Data about app and page elements
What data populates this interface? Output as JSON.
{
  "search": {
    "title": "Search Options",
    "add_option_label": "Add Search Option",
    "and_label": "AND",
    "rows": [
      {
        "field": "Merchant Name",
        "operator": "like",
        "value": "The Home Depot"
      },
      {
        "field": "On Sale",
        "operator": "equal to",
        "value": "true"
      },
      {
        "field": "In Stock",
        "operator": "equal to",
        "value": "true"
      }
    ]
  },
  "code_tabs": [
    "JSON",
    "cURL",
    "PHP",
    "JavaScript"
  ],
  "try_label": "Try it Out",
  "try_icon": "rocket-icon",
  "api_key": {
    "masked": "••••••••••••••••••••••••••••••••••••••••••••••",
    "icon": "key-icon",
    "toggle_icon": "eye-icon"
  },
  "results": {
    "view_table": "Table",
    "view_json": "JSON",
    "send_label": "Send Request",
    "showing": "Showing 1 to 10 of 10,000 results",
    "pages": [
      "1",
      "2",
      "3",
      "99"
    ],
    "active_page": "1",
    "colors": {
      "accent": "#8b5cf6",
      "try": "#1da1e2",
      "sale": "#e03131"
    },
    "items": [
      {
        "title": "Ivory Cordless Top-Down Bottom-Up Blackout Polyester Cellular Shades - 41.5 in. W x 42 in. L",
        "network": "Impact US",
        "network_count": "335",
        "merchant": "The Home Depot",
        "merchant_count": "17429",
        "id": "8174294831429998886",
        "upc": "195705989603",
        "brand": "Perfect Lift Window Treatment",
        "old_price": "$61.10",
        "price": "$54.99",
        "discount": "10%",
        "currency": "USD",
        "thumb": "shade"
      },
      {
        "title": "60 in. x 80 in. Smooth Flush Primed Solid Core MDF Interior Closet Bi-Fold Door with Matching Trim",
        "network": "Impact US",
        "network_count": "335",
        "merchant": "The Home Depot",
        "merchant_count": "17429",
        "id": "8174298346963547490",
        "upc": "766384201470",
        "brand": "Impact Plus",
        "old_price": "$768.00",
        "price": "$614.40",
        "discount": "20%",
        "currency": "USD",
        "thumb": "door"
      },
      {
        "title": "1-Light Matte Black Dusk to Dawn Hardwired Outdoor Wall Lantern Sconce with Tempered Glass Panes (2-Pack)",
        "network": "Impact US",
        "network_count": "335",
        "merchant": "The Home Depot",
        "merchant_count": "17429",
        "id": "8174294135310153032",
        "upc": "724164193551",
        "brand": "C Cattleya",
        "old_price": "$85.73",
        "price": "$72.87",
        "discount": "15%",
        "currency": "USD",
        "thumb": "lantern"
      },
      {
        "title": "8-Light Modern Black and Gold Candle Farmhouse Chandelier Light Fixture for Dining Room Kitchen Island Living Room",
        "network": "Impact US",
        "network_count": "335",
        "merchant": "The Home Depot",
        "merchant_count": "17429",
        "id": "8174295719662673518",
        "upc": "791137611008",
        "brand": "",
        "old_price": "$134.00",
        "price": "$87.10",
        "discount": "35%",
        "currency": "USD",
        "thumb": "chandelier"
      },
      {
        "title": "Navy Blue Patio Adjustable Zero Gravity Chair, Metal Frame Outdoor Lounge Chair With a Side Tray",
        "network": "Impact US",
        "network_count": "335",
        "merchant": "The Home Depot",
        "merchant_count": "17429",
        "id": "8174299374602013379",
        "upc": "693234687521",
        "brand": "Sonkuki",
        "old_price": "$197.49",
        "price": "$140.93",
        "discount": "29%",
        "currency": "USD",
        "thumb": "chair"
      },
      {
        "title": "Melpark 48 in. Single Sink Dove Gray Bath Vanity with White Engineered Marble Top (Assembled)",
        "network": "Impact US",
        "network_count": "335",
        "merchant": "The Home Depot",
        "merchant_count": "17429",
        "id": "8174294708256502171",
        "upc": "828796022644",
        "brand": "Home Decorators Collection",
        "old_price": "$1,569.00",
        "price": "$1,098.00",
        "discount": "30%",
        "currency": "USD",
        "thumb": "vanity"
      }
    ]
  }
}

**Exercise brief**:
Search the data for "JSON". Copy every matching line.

**Worked solution**:
What data populates this interface? Output as JSON.
    "JSON",
    "view_json": "JSON",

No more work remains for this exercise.